There are several tourist agencies throughout the city and in the port area of Ushuaia that provide the Beagle Channel Navigation service. You can go in person at one of these agencies or book this tour through the hotel or hostel you have stayed in if he offers this service. After hiring, you need to go to the port of Ushuaia at the scheduled time which is where the tours depart from. My tour was contracted with the agency Patagonia Explorer.
How to visit Beagle Channel
At the time of purchase, you can choose between a small boat or a catamaran. The guide recommended me to sail in a small boat as this option would be more attractive because the number of people is less than the catamaran and the vessel is able to get closer to the islands.
There is a longer path that is done only in the summer that passes through a penguin and a shorter one that is made in winter that does not pass through the penguin. So, if you go in the winter do not hope to see the penguins as this time of year they migrate north.
Beagle Channel Navigation

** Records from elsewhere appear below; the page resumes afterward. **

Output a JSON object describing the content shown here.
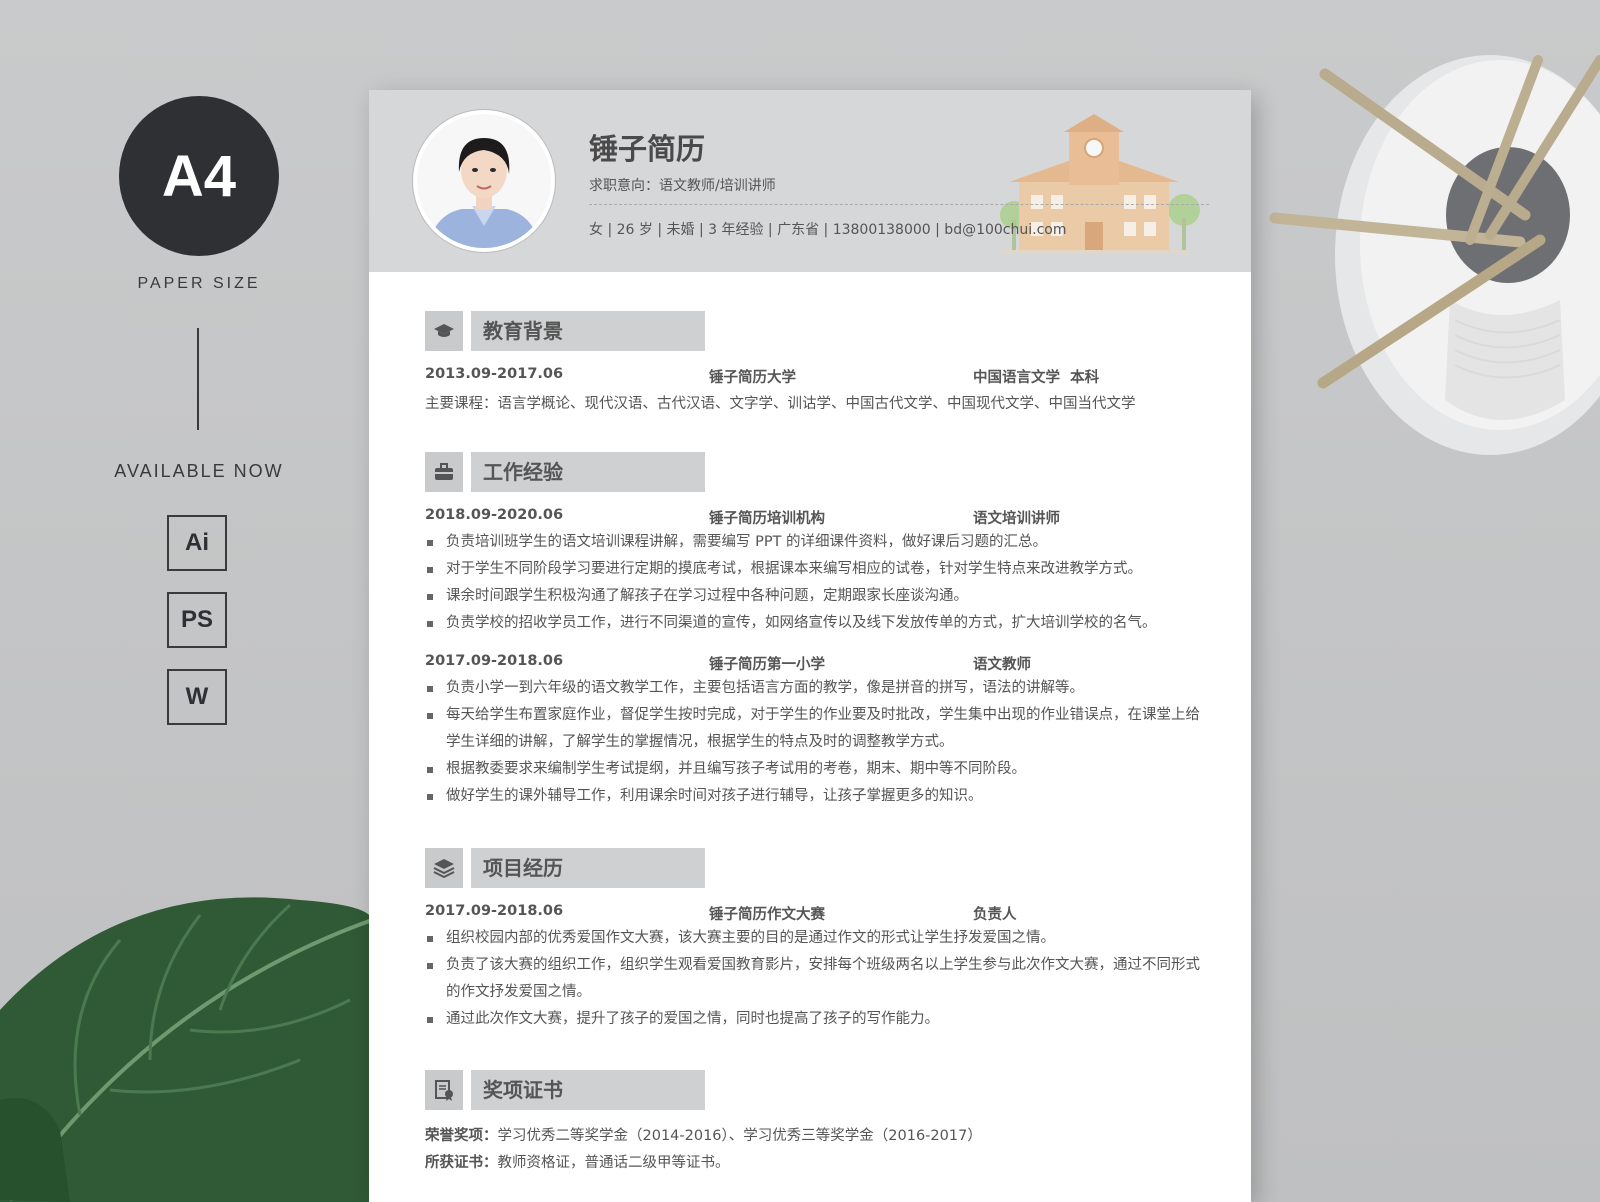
{
  "promo": {
    "size": "A4",
    "paper_size": "PAPER SIZE",
    "available": "AVAILABLE NOW",
    "formats": [
      "Ai",
      "PS",
      "W"
    ]
  },
  "resume": {
    "name": "锤子简历",
    "intent": "求职意向：语文教师/培训讲师",
    "info": "女 | 26 岁 | 未婚 | 3 年经验 | 广东省 | 13800138000 | bd@100chui.com",
    "education": {
      "title": "教育背景",
      "date": "2013.09-2017.06",
      "school": "锤子简历大学",
      "major": "中国语言文学  本科",
      "courses": "主要课程：语言学概论、现代汉语、古代汉语、文字学、训诂学、中国古代文学、中国现代文学、中国当代文学"
    },
    "work": {
      "title": "工作经验",
      "jobs": [
        {
          "date": "2018.09-2020.06",
          "org": "锤子简历培训机构",
          "role": "语文培训讲师",
          "items": [
            "负责培训班学生的语文培训课程讲解，需要编写 PPT 的详细课件资料，做好课后习题的汇总。",
            "对于学生不同阶段学习要进行定期的摸底考试，根据课本来编写相应的试卷，针对学生特点来改进教学方式。",
            "课余时间跟学生积极沟通了解孩子在学习过程中各种问题，定期跟家长座谈沟通。",
            "负责学校的招收学员工作，进行不同渠道的宣传，如网络宣传以及线下发放传单的方式，扩大培训学校的名气。"
          ]
        },
        {
          "date": "2017.09-2018.06",
          "org": "锤子简历第一小学",
          "role": "语文教师",
          "items": [
            "负责小学一到六年级的语文教学工作，主要包括语言方面的教学，像是拼音的拼写，语法的讲解等。",
            "每天给学生布置家庭作业，督促学生按时完成，对于学生的作业要及时批改，学生集中出现的作业错误点，在课堂上给学生详细的讲解，了解学生的掌握情况，根据学生的特点及时的调整教学方式。",
            "根据教委要求来编制学生考试提纲，并且编写孩子考试用的考卷，期末、期中等不同阶段。",
            "做好学生的课外辅导工作，利用课余时间对孩子进行辅导，让孩子掌握更多的知识。"
          ]
        }
      ]
    },
    "project": {
      "title": "项目经历",
      "date": "2017.09-2018.06",
      "name": "锤子简历作文大赛",
      "role": "负责人",
      "items": [
        "组织校园内部的优秀爱国作文大赛，该大赛主要的目的是通过作文的形式让学生抒发爱国之情。",
        "负责了该大赛的组织工作，组织学生观看爱国教育影片，安排每个班级两名以上学生参与此次作文大赛，通过不同形式的作文抒发爱国之情。",
        "通过此次作文大赛，提升了孩子的爱国之情，同时也提高了孩子的写作能力。"
      ]
    },
    "awards": {
      "title": "奖项证书",
      "honor_label": "荣誉奖项：",
      "honor": "学习优秀二等奖学金（2014-2016）、学习优秀三等奖学金（2016-2017）",
      "cert_label": "所获证书：",
      "cert": "教师资格证，普通话二级甲等证书。"
    }
  },
  "icons": [
    "graduation-cap-icon",
    "briefcase-icon",
    "layers-icon",
    "certificate-icon"
  ]
}
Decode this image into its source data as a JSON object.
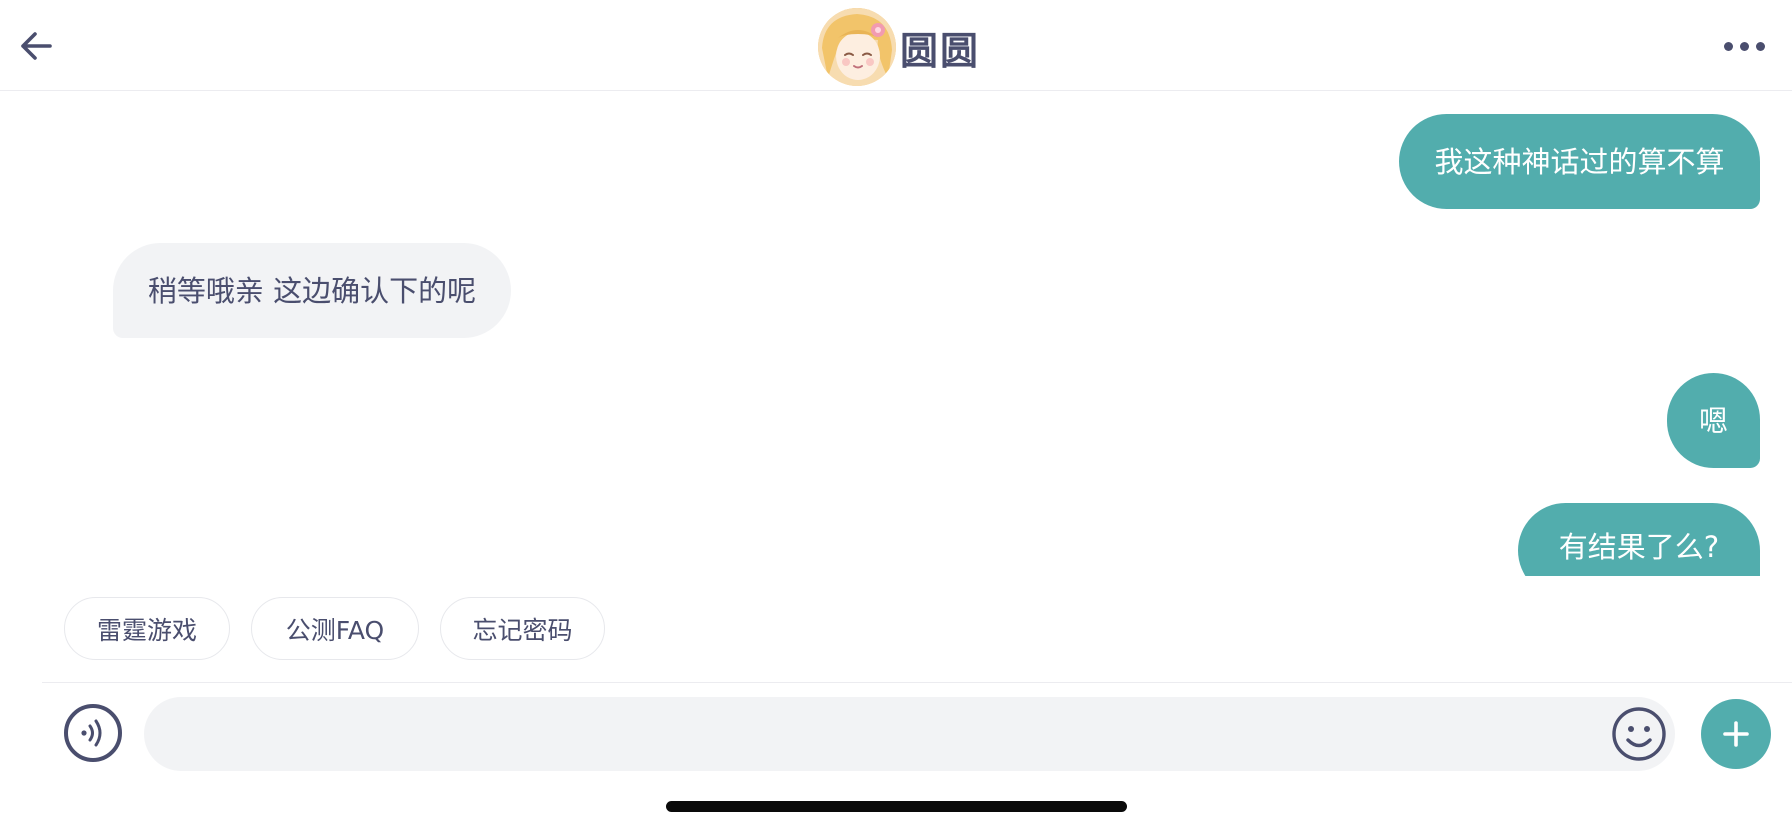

The route I took was Isla de Los Pájaros, Isla de Los Lobos, Faro Les Eclaireurs and Isla Bridges. This entire trip has a total duration of 4 hours, already counting the time you go down for a short walk on Isla Bridges.
As you leave the port, you will start to see the city of Ushuaia getting more and more distant.
First Stop: Isla de los Pájaros
After half an hour of sailing through the Beagle Channel, you will arrive at Isla de los Pájaros where you can see a large number of birds, in addition to the royal and imperial cormorants that are characteristic of this region. Cormorants are hunters and can submerge up to 30 meters below the water in search of food.
Second Stop: Isla de los Lobos
The second stop will be on Isla de Los Lobos, where it is possible to spot a large number of sea wolves. Despite the pleasant view, the smell is quite strong. At this point, it is very complicated to take good pictures because the boat rocks a lot.
Third Stop: Faro les Eclaireurs
This is one of the main tourist spots in Ushuaia and the highlight of Navigation through the Beagle Channel. Faro Les Eclaireurs was opened in 1920 and is still in operation, automatically and not open to the public. Although located in Ushuaia, known as the City at the End of the World, this is not the Lighthouse at the End of the World. In fact, the Lighthouse at the End of the World is the Lighthouse of San Juan de Salvamento which is famous for being printed on the cover of Julio Verne’s book. Either way, it feels like being at the gateway to the end of the world.
Last Stop: Isla Bridges
After Faro Les Eclaireurs you can have coffee, chocolate and eat some cookies that are served by the guide. In the meantime, the boat will return on a different route than the outgoing one and will have its last stop on Isla Bridges. At this point, you can get off the boat and take a short 10-minute walk to the highest point on the island.
Erick Stengrat the Sailor
At this point, I had already made a lot of friends with the sailor, a gaucho fanatic for Grêmio and asked if I could take a picture sailing with the boat. He upgraded my order and let me sail for about 10 minutes towards the port of Ushuaia.
In the beginning, it is complicated since when you turn the rudder to the left the boat turns to the right and vice versa. In addition, the response time is a little slow, which makes you think that the boat has not turned enough and then ends up turning too much. It was certainly one of the highlights of this tour.